What to produce: Which lines have the string "Wuling"? Copy all of them from the entries below.

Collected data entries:

* * *

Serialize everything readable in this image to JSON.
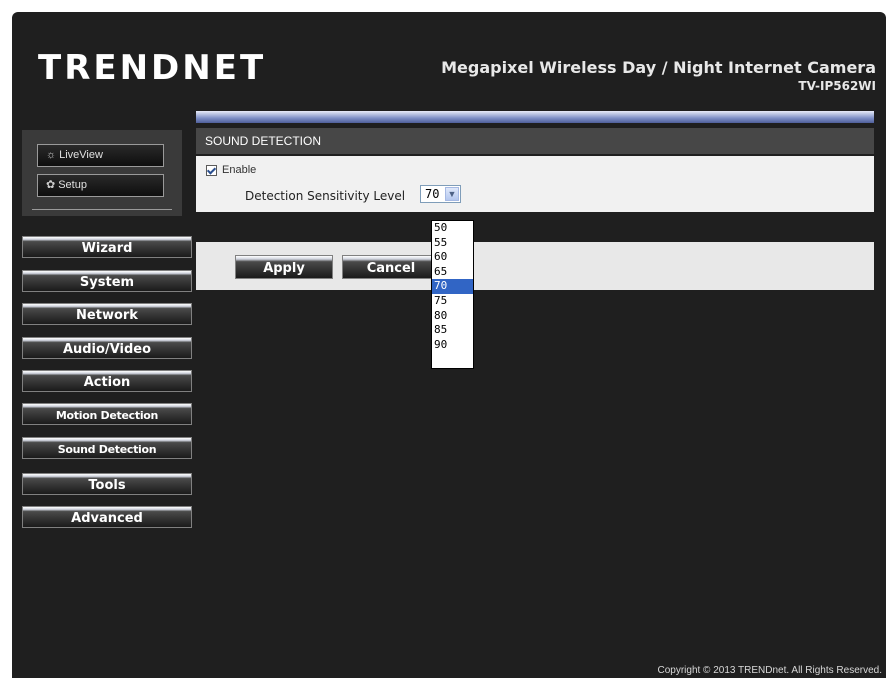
{
  "header": {
    "logo": "TRENDNET",
    "product_title": "Megapixel Wireless Day / Night Internet Camera",
    "model": "TV-IP562WI"
  },
  "mode": {
    "liveview_label": "LiveView",
    "setup_label": "Setup"
  },
  "menu": [
    {
      "label": "Wizard"
    },
    {
      "label": "System"
    },
    {
      "label": "Network"
    },
    {
      "label": "Audio/Video"
    },
    {
      "label": "Action"
    },
    {
      "label": "Motion Detection"
    },
    {
      "label": "Sound Detection"
    },
    {
      "label": "Tools"
    },
    {
      "label": "Advanced"
    }
  ],
  "section": {
    "title": "SOUND DETECTION",
    "enable_label": "Enable",
    "enable_checked": true,
    "sensitivity_label": "Detection Sensitivity Level",
    "sensitivity_value": "70",
    "options": [
      "50",
      "55",
      "60",
      "65",
      "70",
      "75",
      "80",
      "85",
      "90"
    ],
    "selected_option": "70"
  },
  "actions": {
    "apply_label": "Apply",
    "cancel_label": "Cancel"
  },
  "footer": {
    "copyright": "Copyright © 2013 TRENDnet. All Rights Reserved."
  },
  "colors": {
    "background": "#1f1f1f",
    "accent_blue": "#7e8fc6",
    "selected_option": "#3165c5"
  }
}
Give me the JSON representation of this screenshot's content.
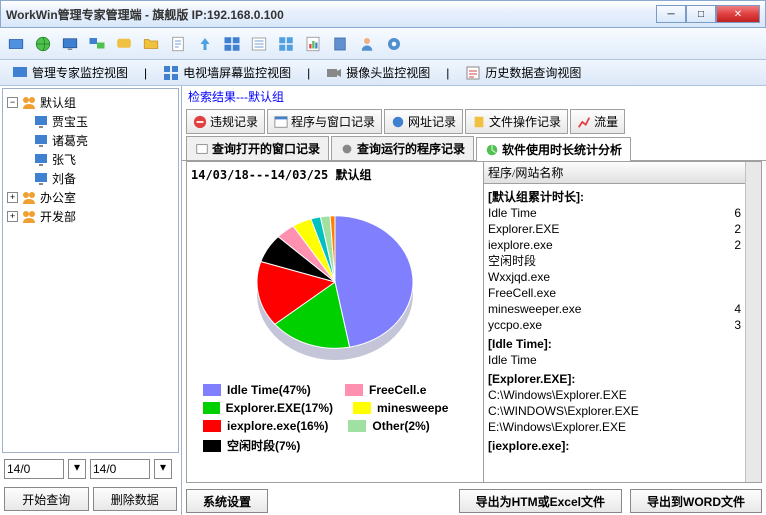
{
  "window": {
    "title": "WorkWin管理专家管理端 - 旗舰版 IP:192.168.0.100"
  },
  "viewtabs": {
    "v1": "管理专家监控视图",
    "v2": "电视墙屏幕监控视图",
    "v3": "摄像头监控视图",
    "v4": "历史数据查询视图"
  },
  "tree": {
    "g1": "默认组",
    "u1": "贾宝玉",
    "u2": "诸葛亮",
    "u3": "张飞",
    "u4": "刘备",
    "g2": "办公室",
    "g3": "开发部"
  },
  "dates": {
    "from": "14/0",
    "to": "14/0"
  },
  "leftbtns": {
    "query": "开始查询",
    "del": "删除数据"
  },
  "search_result": "检索结果---默认组",
  "tabs": {
    "t1": "违规记录",
    "t2": "程序与窗口记录",
    "t3": "网址记录",
    "t4": "文件操作记录",
    "t5": "流量"
  },
  "subtabs": {
    "s1": "查询打开的窗口记录",
    "s2": "查询运行的程序记录",
    "s3": "软件使用时长统计分析"
  },
  "chart_title": "14/03/18---14/03/25  默认组",
  "list_header": "程序/网站名称",
  "list": {
    "sec1": "[默认组累计时长]:",
    "i1": {
      "n": "Idle Time",
      "v": "6"
    },
    "i2": {
      "n": "Explorer.EXE",
      "v": "2"
    },
    "i3": {
      "n": "iexplore.exe",
      "v": "2"
    },
    "i4": {
      "n": "空闲时段",
      "v": ""
    },
    "i5": {
      "n": "Wxxjqd.exe",
      "v": ""
    },
    "i6": {
      "n": "FreeCell.exe",
      "v": ""
    },
    "i7": {
      "n": "minesweeper.exe",
      "v": "4"
    },
    "i8": {
      "n": "yccpo.exe",
      "v": "3"
    },
    "sec2": "[Idle Time]:",
    "i9": {
      "n": "Idle Time",
      "v": ""
    },
    "sec3": "[Explorer.EXE]:",
    "i10": {
      "n": "C:\\Windows\\Explorer.EXE",
      "v": ""
    },
    "i11": {
      "n": "C:\\WINDOWS\\Explorer.EXE",
      "v": ""
    },
    "i12": {
      "n": "E:\\Windows\\Explorer.EXE",
      "v": ""
    },
    "sec4": "[iexplore.exe]:"
  },
  "legend": {
    "l1": "Idle Time(47%)",
    "l2": "Explorer.EXE(17%)",
    "l3": "iexplore.exe(16%)",
    "l4": "空闲时段(7%)",
    "l5": "FreeCell.e",
    "l6": "minesweepe",
    "l7": "Other(2%)"
  },
  "bottom": {
    "b1": "系统设置",
    "b2": "导出为HTM或Excel文件",
    "b3": "导出到WORD文件"
  },
  "chart_data": {
    "type": "pie",
    "title": "14/03/18---14/03/25 默认组",
    "series": [
      {
        "name": "Idle Time",
        "value": 47,
        "color": "#8080ff"
      },
      {
        "name": "Explorer.EXE",
        "value": 17,
        "color": "#00d000"
      },
      {
        "name": "iexplore.exe",
        "value": 16,
        "color": "#ff0000"
      },
      {
        "name": "空闲时段",
        "value": 7,
        "color": "#000000"
      },
      {
        "name": "FreeCell.exe",
        "value": 4,
        "color": "#ff90b0"
      },
      {
        "name": "minesweeper.exe",
        "value": 4,
        "color": "#ffff00"
      },
      {
        "name": "Wxxjqd.exe",
        "value": 2,
        "color": "#00c0c0"
      },
      {
        "name": "Other",
        "value": 2,
        "color": "#a0e0a0"
      },
      {
        "name": "yccpo.exe",
        "value": 1,
        "color": "#ff8000"
      }
    ]
  }
}
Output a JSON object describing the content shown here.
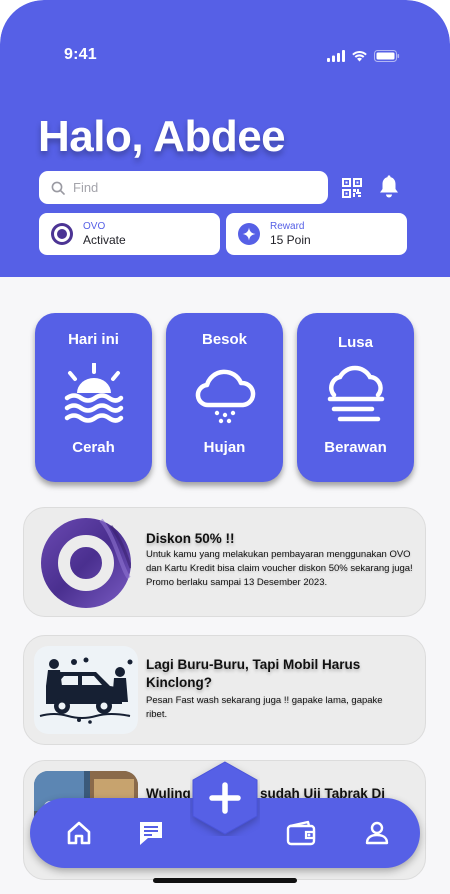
{
  "status_bar": {
    "time": "9:41"
  },
  "header": {
    "greeting": "Halo, Abdee",
    "search_placeholder": "Find",
    "ovo": {
      "label": "OVO",
      "value": "Activate"
    },
    "reward": {
      "label": "Reward",
      "value": "15 Poin"
    }
  },
  "weather": [
    {
      "day": "Hari ini",
      "condition": "Cerah",
      "icon": "sun-waves-icon"
    },
    {
      "day": "Besok",
      "condition": "Hujan",
      "icon": "cloud-rain-icon"
    },
    {
      "day": "Lusa",
      "condition": "Berawan",
      "icon": "cloud-fog-icon"
    }
  ],
  "promos": [
    {
      "title": "Diskon 50% !!",
      "description": "Untuk kamu yang melakukan pembayaran menggunakan OVO dan Kartu Kredit bisa claim voucher diskon 50% sekarang juga! Promo berlaku sampai 13 Desember 2023."
    },
    {
      "title": "Lagi Buru-Buru, Tapi Mobil Harus Kinclong?",
      "description": "Pesan Fast wash sekarang juga !! gapake lama, gapake ribet."
    },
    {
      "title": "Wuling … sudah Uji Tabrak Di",
      "title_left": "Wuling",
      "title_right": "sudah Uji Tabrak Di",
      "description": ""
    }
  ],
  "nav": {
    "items": [
      "home-icon",
      "chat-icon",
      "add-icon",
      "wallet-icon",
      "profile-icon"
    ]
  },
  "colors": {
    "primary": "#5660e6",
    "card_bg": "#ececec"
  }
}
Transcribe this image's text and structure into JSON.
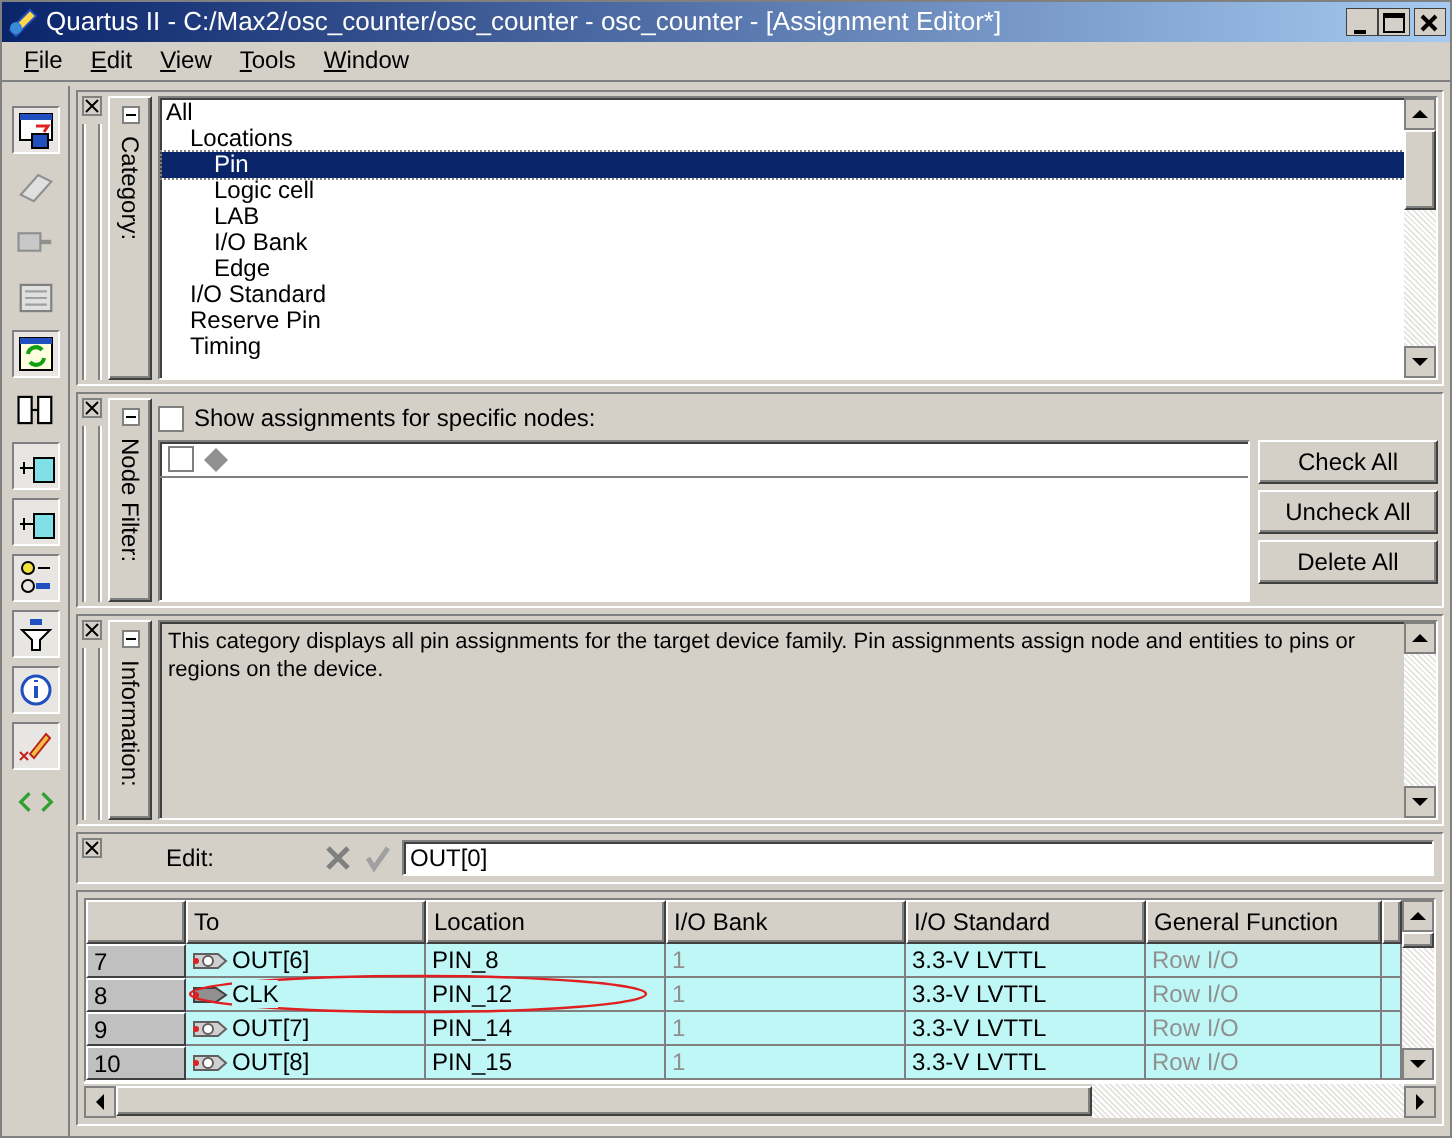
{
  "window": {
    "title": "Quartus II - C:/Max2/osc_counter/osc_counter - osc_counter - [Assignment Editor*]"
  },
  "menu": [
    {
      "label": "File"
    },
    {
      "label": "Edit"
    },
    {
      "label": "View"
    },
    {
      "label": "Tools"
    },
    {
      "label": "Window"
    }
  ],
  "category_panel": {
    "label": "Category:",
    "expanded": true,
    "tree": [
      {
        "label": "All",
        "selected": false,
        "children": [
          {
            "label": "Locations",
            "selected": false,
            "children": [
              {
                "label": "Pin",
                "selected": true
              },
              {
                "label": "Logic cell",
                "selected": false
              },
              {
                "label": "LAB",
                "selected": false
              },
              {
                "label": "I/O Bank",
                "selected": false
              },
              {
                "label": "Edge",
                "selected": false
              }
            ]
          },
          {
            "label": "I/O Standard",
            "selected": false
          },
          {
            "label": "Reserve Pin",
            "selected": false
          },
          {
            "label": "Timing",
            "selected": false
          }
        ]
      }
    ]
  },
  "node_filter_panel": {
    "label": "Node Filter:",
    "expanded": true,
    "show_specific": {
      "label": "Show assignments for specific nodes:",
      "checked": false
    },
    "nodes": [
      {
        "checked": false
      }
    ],
    "buttons": [
      "Check All",
      "Uncheck All",
      "Delete All"
    ]
  },
  "information_panel": {
    "label": "Information:",
    "expanded": true,
    "text": "This category displays all pin assignments for the target device family. Pin assignments assign node and entities to pins or regions on the device."
  },
  "edit_bar": {
    "label": "Edit:",
    "value": "OUT[0]"
  },
  "table": {
    "columns": [
      {
        "label": "To",
        "dimmed": false
      },
      {
        "label": "Location",
        "dimmed": false
      },
      {
        "label": "I/O Bank",
        "dimmed": true
      },
      {
        "label": "I/O Standard",
        "dimmed": false
      },
      {
        "label": "General Function",
        "dimmed": true
      }
    ],
    "rows": [
      {
        "number": "7",
        "kind": "output",
        "cells": [
          "OUT[6]",
          "PIN_8",
          "1",
          "3.3-V LVTTL",
          "Row I/O"
        ],
        "circled": false
      },
      {
        "number": "8",
        "kind": "input",
        "cells": [
          "CLK",
          "PIN_12",
          "1",
          "3.3-V LVTTL",
          "Row I/O"
        ],
        "circled": true
      },
      {
        "number": "9",
        "kind": "output",
        "cells": [
          "OUT[7]",
          "PIN_14",
          "1",
          "3.3-V LVTTL",
          "Row I/O"
        ],
        "circled": false
      },
      {
        "number": "10",
        "kind": "output",
        "cells": [
          "OUT[8]",
          "PIN_15",
          "1",
          "3.3-V LVTTL",
          "Row I/O"
        ],
        "circled": false
      }
    ]
  }
}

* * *

Problem solution:
      "title": "Wuling … sudah Uji Tabrak Di",
      "title_left": "Wuling",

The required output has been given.